WORK REQUEST: Please write out every line of the material, leaving out any picture.

============================================================

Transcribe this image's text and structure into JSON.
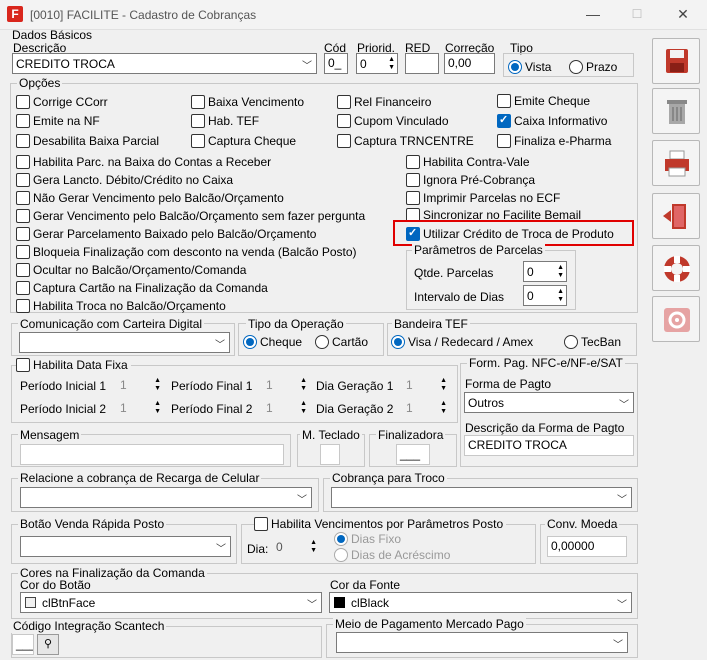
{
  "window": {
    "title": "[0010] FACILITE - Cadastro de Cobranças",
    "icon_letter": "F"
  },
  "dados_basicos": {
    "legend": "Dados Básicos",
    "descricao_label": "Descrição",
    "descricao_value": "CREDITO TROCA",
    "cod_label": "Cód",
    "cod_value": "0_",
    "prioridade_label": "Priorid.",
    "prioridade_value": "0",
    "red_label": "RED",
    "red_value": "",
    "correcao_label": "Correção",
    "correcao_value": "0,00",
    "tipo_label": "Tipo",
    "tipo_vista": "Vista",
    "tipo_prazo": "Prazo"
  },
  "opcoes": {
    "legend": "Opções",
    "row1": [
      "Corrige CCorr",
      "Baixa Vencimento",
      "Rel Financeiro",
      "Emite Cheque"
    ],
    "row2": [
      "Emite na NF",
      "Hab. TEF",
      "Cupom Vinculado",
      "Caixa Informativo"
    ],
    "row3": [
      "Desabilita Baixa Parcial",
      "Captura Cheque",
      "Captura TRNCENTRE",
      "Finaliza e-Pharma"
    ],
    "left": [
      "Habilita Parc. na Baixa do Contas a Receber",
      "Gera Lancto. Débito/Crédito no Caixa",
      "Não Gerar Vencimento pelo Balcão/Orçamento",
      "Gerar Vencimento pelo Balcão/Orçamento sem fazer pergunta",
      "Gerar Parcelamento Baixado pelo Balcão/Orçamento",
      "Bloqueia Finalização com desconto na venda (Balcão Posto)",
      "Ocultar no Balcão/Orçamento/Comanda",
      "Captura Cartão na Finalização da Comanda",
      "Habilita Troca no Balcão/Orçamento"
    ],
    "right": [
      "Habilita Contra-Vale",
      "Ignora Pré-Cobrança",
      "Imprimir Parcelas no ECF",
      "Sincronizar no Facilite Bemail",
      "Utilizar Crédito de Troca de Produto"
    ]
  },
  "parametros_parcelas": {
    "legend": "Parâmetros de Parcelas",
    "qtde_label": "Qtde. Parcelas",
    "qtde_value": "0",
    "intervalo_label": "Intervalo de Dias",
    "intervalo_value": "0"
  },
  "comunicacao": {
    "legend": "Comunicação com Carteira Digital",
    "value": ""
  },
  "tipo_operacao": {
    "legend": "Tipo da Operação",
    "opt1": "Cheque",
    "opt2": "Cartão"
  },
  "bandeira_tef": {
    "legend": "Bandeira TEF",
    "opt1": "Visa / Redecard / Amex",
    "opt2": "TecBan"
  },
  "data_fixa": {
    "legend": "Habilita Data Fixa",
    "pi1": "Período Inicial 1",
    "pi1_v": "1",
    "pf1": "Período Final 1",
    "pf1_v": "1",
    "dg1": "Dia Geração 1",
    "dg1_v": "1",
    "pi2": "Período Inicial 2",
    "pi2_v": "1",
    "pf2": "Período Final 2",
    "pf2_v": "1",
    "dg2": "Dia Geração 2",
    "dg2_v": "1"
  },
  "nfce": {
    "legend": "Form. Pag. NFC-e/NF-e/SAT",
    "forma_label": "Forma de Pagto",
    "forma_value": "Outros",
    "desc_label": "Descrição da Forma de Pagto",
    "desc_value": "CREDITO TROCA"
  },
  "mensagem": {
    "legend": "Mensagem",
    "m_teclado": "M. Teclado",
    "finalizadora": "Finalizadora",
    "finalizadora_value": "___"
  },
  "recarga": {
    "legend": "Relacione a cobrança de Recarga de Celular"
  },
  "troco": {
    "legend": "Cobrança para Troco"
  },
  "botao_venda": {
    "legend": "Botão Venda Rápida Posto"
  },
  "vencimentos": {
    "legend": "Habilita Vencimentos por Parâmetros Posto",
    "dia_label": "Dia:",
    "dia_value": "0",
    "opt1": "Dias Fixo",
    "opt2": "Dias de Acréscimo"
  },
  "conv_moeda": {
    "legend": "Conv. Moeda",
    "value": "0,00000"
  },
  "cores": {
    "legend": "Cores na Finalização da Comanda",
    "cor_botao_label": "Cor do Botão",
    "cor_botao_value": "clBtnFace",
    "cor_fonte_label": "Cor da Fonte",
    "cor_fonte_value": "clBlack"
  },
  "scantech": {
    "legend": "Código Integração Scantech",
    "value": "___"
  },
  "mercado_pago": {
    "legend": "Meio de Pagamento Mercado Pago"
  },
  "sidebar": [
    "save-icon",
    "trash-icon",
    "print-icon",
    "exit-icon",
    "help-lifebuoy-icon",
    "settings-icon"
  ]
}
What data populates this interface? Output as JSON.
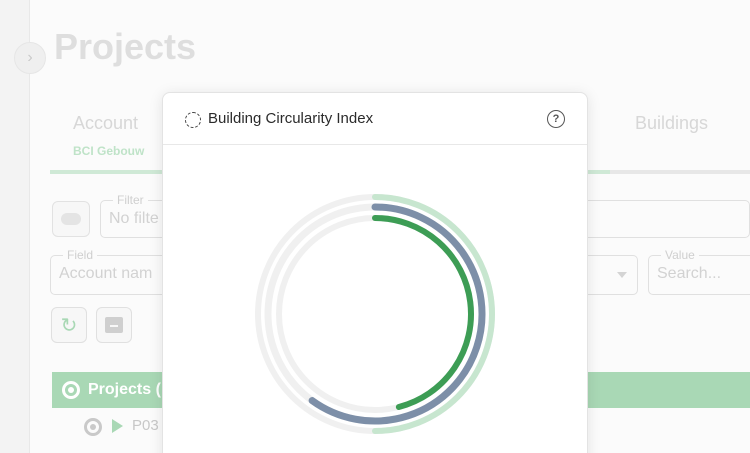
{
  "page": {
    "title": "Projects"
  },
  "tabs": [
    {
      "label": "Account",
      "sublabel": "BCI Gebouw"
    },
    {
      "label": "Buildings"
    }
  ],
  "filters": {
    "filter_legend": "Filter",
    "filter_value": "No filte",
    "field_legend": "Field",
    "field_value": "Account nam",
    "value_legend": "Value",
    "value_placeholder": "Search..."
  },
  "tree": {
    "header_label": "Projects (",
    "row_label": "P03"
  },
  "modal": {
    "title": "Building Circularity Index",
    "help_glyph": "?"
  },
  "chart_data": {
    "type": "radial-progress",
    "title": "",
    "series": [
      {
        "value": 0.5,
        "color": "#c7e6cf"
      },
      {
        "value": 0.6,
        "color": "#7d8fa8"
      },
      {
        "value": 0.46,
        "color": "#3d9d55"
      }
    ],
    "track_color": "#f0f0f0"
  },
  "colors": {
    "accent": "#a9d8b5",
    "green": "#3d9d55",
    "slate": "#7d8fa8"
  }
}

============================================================

SOLUTION TO THE PROBLEM:
Transcribe this image's text and structure into JSON.
{
  "window": {
    "title": "[0010] FACILITE - Cadastro de Cobranças",
    "icon_letter": "F"
  },
  "dados_basicos": {
    "legend": "Dados Básicos",
    "descricao_label": "Descrição",
    "descricao_value": "CREDITO TROCA",
    "cod_label": "Cód",
    "cod_value": "0_",
    "prioridade_label": "Priorid.",
    "prioridade_value": "0",
    "red_label": "RED",
    "red_value": "",
    "correcao_label": "Correção",
    "correcao_value": "0,00",
    "tipo_label": "Tipo",
    "tipo_vista": "Vista",
    "tipo_prazo": "Prazo"
  },
  "opcoes": {
    "legend": "Opções",
    "row1": [
      "Corrige CCorr",
      "Baixa Vencimento",
      "Rel Financeiro",
      "Emite Cheque"
    ],
    "row2": [
      "Emite na NF",
      "Hab. TEF",
      "Cupom Vinculado",
      "Caixa Informativo"
    ],
    "row3": [
      "Desabilita Baixa Parcial",
      "Captura Cheque",
      "Captura TRNCENTRE",
      "Finaliza e-Pharma"
    ],
    "left": [
      "Habilita Parc. na Baixa do Contas a Receber",
      "Gera Lancto. Débito/Crédito no Caixa",
      "Não Gerar Vencimento pelo Balcão/Orçamento",
      "Gerar Vencimento pelo Balcão/Orçamento sem fazer pergunta",
      "Gerar Parcelamento Baixado pelo Balcão/Orçamento",
      "Bloqueia Finalização com desconto na venda (Balcão Posto)",
      "Ocultar no Balcão/Orçamento/Comanda",
      "Captura Cartão na Finalização da Comanda",
      "Habilita Troca no Balcão/Orçamento"
    ],
    "right": [
      "Habilita Contra-Vale",
      "Ignora Pré-Cobrança",
      "Imprimir Parcelas no ECF",
      "Sincronizar no Facilite Bemail",
      "Utilizar Crédito de Troca de Produto"
    ]
  },
  "parametros_parcelas": {
    "legend": "Parâmetros de Parcelas",
    "qtde_label": "Qtde. Parcelas",
    "qtde_value": "0",
    "intervalo_label": "Intervalo de Dias",
    "intervalo_value": "0"
  },
  "comunicacao": {
    "legend": "Comunicação com Carteira Digital",
    "value": ""
  },
  "tipo_operacao": {
    "legend": "Tipo da Operação",
    "opt1": "Cheque",
    "opt2": "Cartão"
  },
  "bandeira_tef": {
    "legend": "Bandeira TEF",
    "opt1": "Visa / Redecard / Amex",
    "opt2": "TecBan"
  },
  "data_fixa": {
    "legend": "Habilita Data Fixa",
    "pi1": "Período Inicial 1",
    "pi1_v": "1",
    "pf1": "Período Final 1",
    "pf1_v": "1",
    "dg1": "Dia Geração 1",
    "dg1_v": "1",
    "pi2": "Período Inicial 2",
    "pi2_v": "1",
    "pf2": "Período Final 2",
    "pf2_v": "1",
    "dg2": "Dia Geração 2",
    "dg2_v": "1"
  },
  "nfce": {
    "legend": "Form. Pag. NFC-e/NF-e/SAT",
    "forma_label": "Forma de Pagto",
    "forma_value": "Outros",
    "desc_label": "Descrição da Forma de Pagto",
    "desc_value": "CREDITO TROCA"
  },
  "mensagem": {
    "legend": "Mensagem",
    "m_teclado": "M. Teclado",
    "finalizadora": "Finalizadora",
    "finalizadora_value": "___"
  },
  "recarga": {
    "legend": "Relacione a cobrança de Recarga de Celular"
  },
  "troco": {
    "legend": "Cobrança para Troco"
  },
  "botao_venda": {
    "legend": "Botão Venda Rápida Posto"
  },
  "vencimentos": {
    "legend": "Habilita Vencimentos por Parâmetros Posto",
    "dia_label": "Dia:",
    "dia_value": "0",
    "opt1": "Dias Fixo",
    "opt2": "Dias de Acréscimo"
  },
  "conv_moeda": {
    "legend": "Conv. Moeda",
    "value": "0,00000"
  },
  "cores": {
    "legend": "Cores na Finalização da Comanda",
    "cor_botao_label": "Cor do Botão",
    "cor_botao_value": "clBtnFace",
    "cor_fonte_label": "Cor da Fonte",
    "cor_fonte_value": "clBlack"
  },
  "scantech": {
    "legend": "Código Integração Scantech",
    "value": "___"
  },
  "mercado_pago": {
    "legend": "Meio de Pagamento Mercado Pago"
  },
  "sidebar": [
    "save-icon",
    "trash-icon",
    "print-icon",
    "exit-icon",
    "help-lifebuoy-icon",
    "settings-icon"
  ]
}
What data populates this interface? Output as JSON.
{
  "page": {
    "title": "Projects"
  },
  "tabs": [
    {
      "label": "Account",
      "sublabel": "BCI Gebouw"
    },
    {
      "label": "Buildings"
    }
  ],
  "filters": {
    "filter_legend": "Filter",
    "filter_value": "No filte",
    "field_legend": "Field",
    "field_value": "Account nam",
    "value_legend": "Value",
    "value_placeholder": "Search..."
  },
  "tree": {
    "header_label": "Projects (",
    "row_label": "P03"
  },
  "modal": {
    "title": "Building Circularity Index",
    "help_glyph": "?"
  },
  "chart_data": {
    "type": "radial-progress",
    "title": "",
    "series": [
      {
        "value": 0.5,
        "color": "#c7e6cf"
      },
      {
        "value": 0.6,
        "color": "#7d8fa8"
      },
      {
        "value": 0.46,
        "color": "#3d9d55"
      }
    ],
    "track_color": "#f0f0f0"
  },
  "colors": {
    "accent": "#a9d8b5",
    "green": "#3d9d55",
    "slate": "#7d8fa8"
  }
}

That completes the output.